pain in ball of foot and tips of toes
It started as pain in the ball of my right foot, felt like I had stepped on a stone. The next morning I had burning pain that felt like it was moving from the middle of my toes down to the ends, and then a burning, pulsing sensation. The next day, the toes felt okay, but the ball of my foot still hurt, and there was burning pain on the outside edge of the foot. There is no discoloration or swelling. Over the past 2 weeks the pain has come and gone every day, and now affects both feet, although not nearly as much in my left foot. Some days the pain starts when I first wake up, some days it is several hours into the workday before it starts, and a few times it started while I was asleep at night. Most days the pain lasts for a few hours at a time.
I am female, 50 years old, and of normal weight with no other health issues.ANSWER
The first thing I would like to note is that it is taking place in both feet although it is worse on the right. What this suggests to me is that it is being caused by a common denominator, either a certain pair of shoes that you are wearing, either high heels or perhaps very thin soled shoes.
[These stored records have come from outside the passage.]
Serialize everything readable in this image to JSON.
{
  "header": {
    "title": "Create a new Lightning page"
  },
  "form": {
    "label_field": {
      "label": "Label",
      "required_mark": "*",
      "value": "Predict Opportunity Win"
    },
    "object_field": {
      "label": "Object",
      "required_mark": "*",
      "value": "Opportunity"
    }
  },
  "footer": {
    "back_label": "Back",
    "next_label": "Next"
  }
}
It could also be caused by some kind of activity that you are doing, like perhaps climbing a ladder, climbing a lot of stairs daily or bending down such as gardening where you force the toes to bend excessively.
The actual cause of your pain sounds most suggestive of a Morton's neuroma which is a pinched nerve that originates in the ball of the foot, but can send abnormal sensations into the toes.
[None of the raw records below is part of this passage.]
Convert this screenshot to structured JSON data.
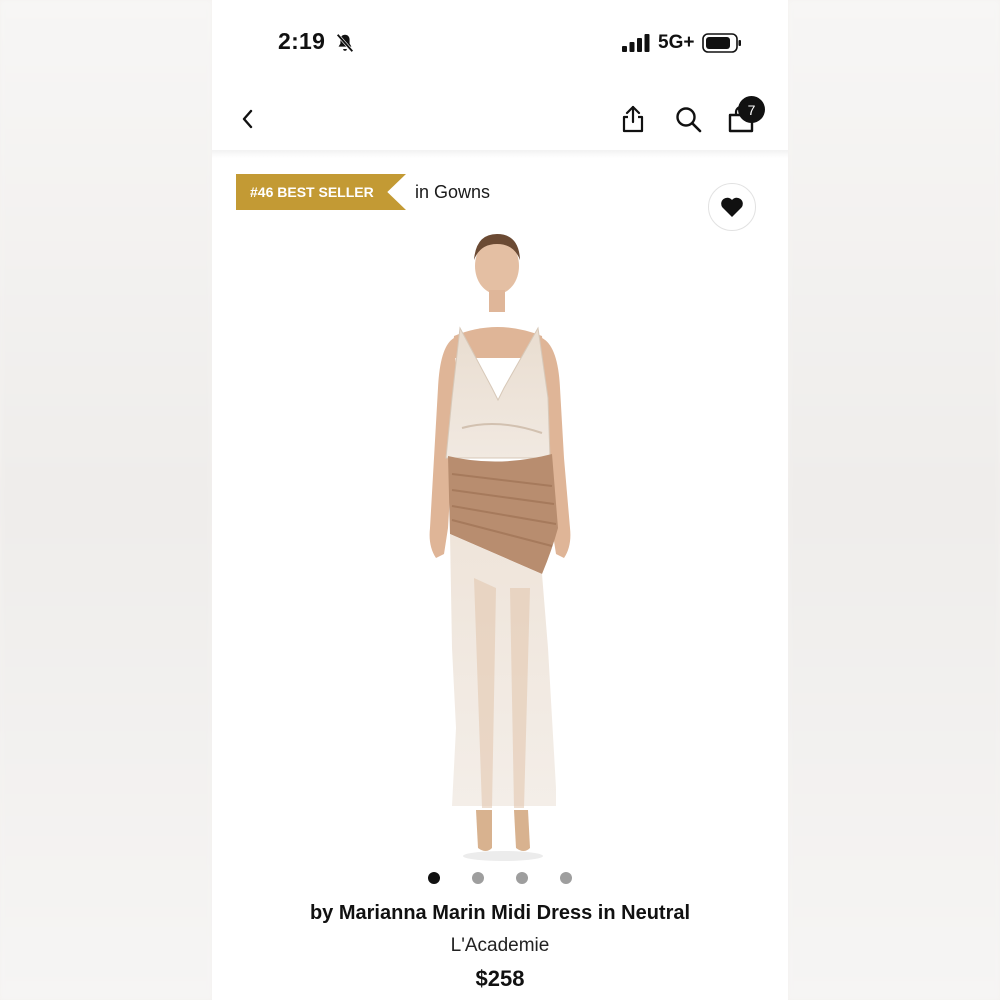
{
  "status_bar": {
    "time": "2:19",
    "network": "5G+"
  },
  "nav": {
    "back_icon": "chevron-left-icon",
    "share_icon": "share-icon",
    "search_icon": "search-icon",
    "bag_icon": "shopping-bag-icon",
    "cart_count": "7"
  },
  "ranking": {
    "badge": "#46 BEST SELLER",
    "category": "in Gowns",
    "badge_color": "#c39a34"
  },
  "favorite_icon": "heart-icon",
  "gallery": {
    "image_count": 4,
    "active_index": 0
  },
  "product": {
    "title": "by Marianna Marin Midi Dress in Neutral",
    "brand": "L'Academie",
    "price": "$258"
  }
}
It is important to note that other causes of forefoot pain like capsulitis or intermetatarsal bursitis may also put pressure on the nerve and create neuroma type symptoms without actually being a neuroma.
Obviously, the only way to tell for sure would be to see a foot specialist and get an accurate diagnosis.
Apparently, this problem is now over two weeks old and does not appear to be getting any better, in fact the left foot is also now bothering you. If you can identify the causative problem (shoes, certain activity, etc.) and eliminate it, the pain may begin to subside. If that is not the case for you then this will require medical attention.
Marc Mitnick DPMDISCLAIMER